NARRAGANSETT, R.I., Aug. 2, 2017 — It all started with the Little Mermaid, the charming Disney movie about a mermaid who dreams of becoming human. Anna Robuck’s endless childhood viewings led to an obsession for anything—books, videos, toys—about the ocean and its preservation.
Now 29, Robuck is well on her way to protecting the global waters and its marine life as a doctoral student at the University of Rhode Island’s Graduate School of Oceanography. Robuck won the Dr. Nancy Foster Scholarship Program, a leading science organization that supports women in the ocean sciences. She was one of three recipients nationally.
“This is an incredible honor,” says Robuck, who lives in Newport and grew up in Chadds Ford, Pa. “I’m elated. This scholarship allows me to pursue a lifelong passion—preserving the ocean I love, and its amazing creatures.”
The third-year Ph.D. student will research how chemicals used as water repellants and flame retardants are contaminating air, water, sediment and animals at Stellwagen Bank National Marine Sanctuary, a popular whale watching spot at the center of Massachusetts Bay.
To accomplish this, she’ll focus on how contaminants get in the food web of the Great Shearwater, a common seabird off the Atlantic coast that rarely comes ashore, except during storms. The bird lives and feeds over a vast area so examining it provides information about the entire offshore environment.
“I want to paint a picture of what pollutants are out there, and how they might be traveling through the food web that supports the birds,” says Robuck. “Great Shearwaters are an ideal subject for this sort of work. They are top predators but still a manageable size. Studying them allows me to get all sorts of data about the top of the food chain and work my way down.”
Robuck, who already has preliminary samples from the birds at the marine sanctuary, will continue traveling to the area on a research vessel over the next few years. She’ll examine live Shearwaters, caught with hoop nets, and dead Shearwaters, accidentally captured in fishing nets, to determine what they’re eating and the types of pollutants in their tissue.
“My research will clear up a lot of unknowns in this offshore environment,” she says. “My work will help piece together who’s eating who out there. If my results show contaminants in the birds, this says that chemicals from products we use daily are traveling through air and water miles and miles offshore. This could be cause for serious concern. We don’t know how the chemical soup the birds are exposed to could be harming them.”
Awarded by the National Oceanic and Atmospheric Administration’s Office of National Marine Sanctuaries, the scholarship provides Robuck with $196,000 over four years. She also gets to use NOAA research facilities, and she becomes an ambassador for NOAA’s marine sanctuaries division.
“The Nancy Foster Scholarship program is extremely competitive so it’s gratifying to see Anna recognized in such a prominent way,” says David Smith, associate dean of GSO. “NOAA has made a wise decision investing in Anna’s future. Not only is she passionate about her research she is also passionate about engaging people, particularly young people, in recognizing some of our most pressing environmental issues.”
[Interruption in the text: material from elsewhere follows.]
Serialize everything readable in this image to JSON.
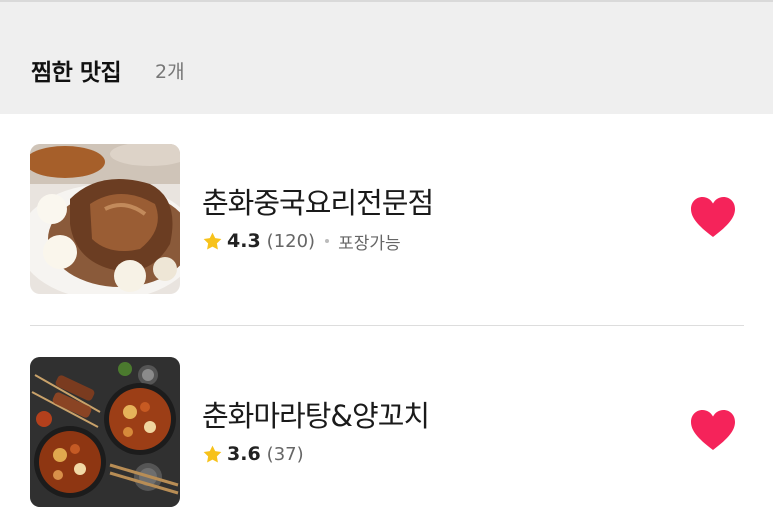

The scholarship was established in memory of Nancy Foster, a former NOAA administrator, past director of the agency’s National Ocean Service, and a well-respected marine conservationist. Congress created the scholarship after Foster’s death in 2000 to honor her and increase the number of women and minorities in oceanography and ocean-related fields.
Robuck joined the laboratory of GSO Oceanographer Rainer Lohmann in 2015 after receiving her master’s degree in marine science from the University of North Carolina at Wilmington. Lohmann is an internationally recognized expert in marine pollutants, especially highly fluorinated organic chemicals that have been in rain-proofing materials and products such as firefighting foam and nonstick coatings for more than 60 years.
Robuck’s research is cutting-edge and timely: Scientists are only beginning to understand how these organic pollutants travel in the environment and how they’re harmful to marine creatures, as well as humans. In fact, some studies link the pollutants to autoimmune diseases and kidney cancer in humans.
While pursuing her master’s, Robuck worked as a research assistant for the Lower Cape Fear River Program, a major environmental and water quality program in North Carolina. There, she learned that the health of human and animal communities is closely tied to the cleanliness of waterways.
“I don’t think we’ve even scratched the surface of understanding how important it is to have clean water,” she says. “These chemical pollutants are invisible so it’s kind of out of sight, out of mind. That’s a risky attitude. We need to pay attention to what we’re putting in our water. These chemicals can be very harmful.”
Outside the lab, Robuck spends her free time volunteering at the Wildlife Clinic of Rhode Island, diving, surfing and hanging out with Gypsy, her Doberman Pinscher. “I’m an outdoor person who loves the Earth and wants to see it flourish,” she says. “That’s what motivates me, that’s what keeps me going.”